■ WHAT IS BEING ASKED ■
Copy each line of the listing below exactly and drop the images.
---------- DATASET EXTRACT
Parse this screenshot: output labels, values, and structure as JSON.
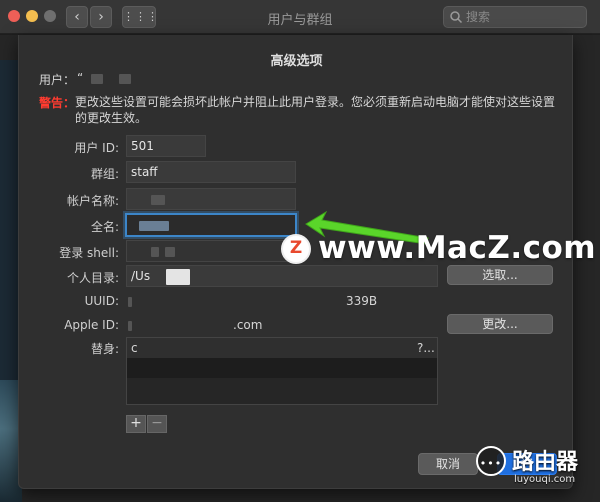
{
  "window": {
    "title": "用户与群组",
    "search_placeholder": "搜索",
    "nav_back": "‹",
    "nav_forward": "›",
    "grid_glyph": "⋮⋮⋮"
  },
  "sheet": {
    "title": "高级选项",
    "user_label": "用户：",
    "user_value": "“",
    "warning_label": "警告：",
    "warning_text": "更改这些设置可能会损坏此帐户并阻止此用户登录。您必须重新启动电脑才能使对这些设置的更改生效。",
    "fields": {
      "user_id": {
        "label": "用户 ID:",
        "value": "501"
      },
      "group": {
        "label": "群组:",
        "value": "staff"
      },
      "account_name": {
        "label": "帐户名称:",
        "value": ""
      },
      "full_name": {
        "label": "全名:",
        "value": ""
      },
      "login_shell": {
        "label": "登录 shell:",
        "value": ""
      },
      "home_dir": {
        "label": "个人目录:",
        "value": "/Us"
      },
      "uuid": {
        "label": "UUID:",
        "value_start": "",
        "value_end": "339B"
      },
      "apple_id": {
        "label": "Apple ID:",
        "value_end": ".com"
      },
      "aliases": {
        "label": "替身:",
        "first_start": "c",
        "first_end": "?..."
      }
    },
    "buttons": {
      "choose": "选取...",
      "change": "更改...",
      "add": "+",
      "remove": "−",
      "cancel": "取消",
      "ok": "好"
    }
  },
  "watermarks": {
    "macz_logo_letter": "Z",
    "macz_text": "www.MacZ.com",
    "lyq_dots": "•••",
    "lyq_cn": "路由器",
    "lyq_url": "luyouqi.com"
  },
  "colors": {
    "accent": "#1f6fe0",
    "focus_ring": "#3c86c9",
    "warning": "#ff3b30",
    "arrow": "#5ad52a"
  }
}
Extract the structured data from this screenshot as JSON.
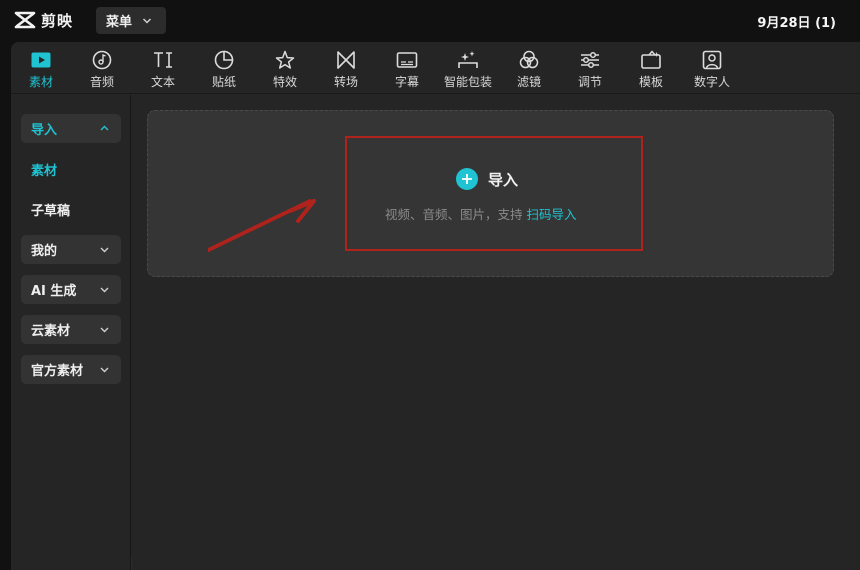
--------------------
■ FINISHED TASK ■
Parse this screenshot: output labels, values, and structure as JSON.
{
  "window": {
    "title": "用户与群组",
    "search_placeholder": "搜索",
    "nav_back": "‹",
    "nav_forward": "›",
    "grid_glyph": "⋮⋮⋮"
  },
  "sheet": {
    "title": "高级选项",
    "user_label": "用户：",
    "user_value": "“",
    "warning_label": "警告：",
    "warning_text": "更改这些设置可能会损坏此帐户并阻止此用户登录。您必须重新启动电脑才能使对这些设置的更改生效。",
    "fields": {
      "user_id": {
        "label": "用户 ID:",
        "value": "501"
      },
      "group": {
        "label": "群组:",
        "value": "staff"
      },
      "account_name": {
        "label": "帐户名称:",
        "value": ""
      },
      "full_name": {
        "label": "全名:",
        "value": ""
      },
      "login_shell": {
        "label": "登录 shell:",
        "value": ""
      },
      "home_dir": {
        "label": "个人目录:",
        "value": "/Us"
      },
      "uuid": {
        "label": "UUID:",
        "value_start": "",
        "value_end": "339B"
      },
      "apple_id": {
        "label": "Apple ID:",
        "value_end": ".com"
      },
      "aliases": {
        "label": "替身:",
        "first_start": "c",
        "first_end": "?..."
      }
    },
    "buttons": {
      "choose": "选取...",
      "change": "更改...",
      "add": "+",
      "remove": "−",
      "cancel": "取消",
      "ok": "好"
    }
  },
  "watermarks": {
    "macz_logo_letter": "Z",
    "macz_text": "www.MacZ.com",
    "lyq_dots": "•••",
    "lyq_cn": "路由器",
    "lyq_url": "luyouqi.com"
  },
  "colors": {
    "accent": "#1f6fe0",
    "focus_ring": "#3c86c9",
    "warning": "#ff3b30",
    "arrow": "#5ad52a"
  }
}
Extract the structured data from this screenshot as JSON.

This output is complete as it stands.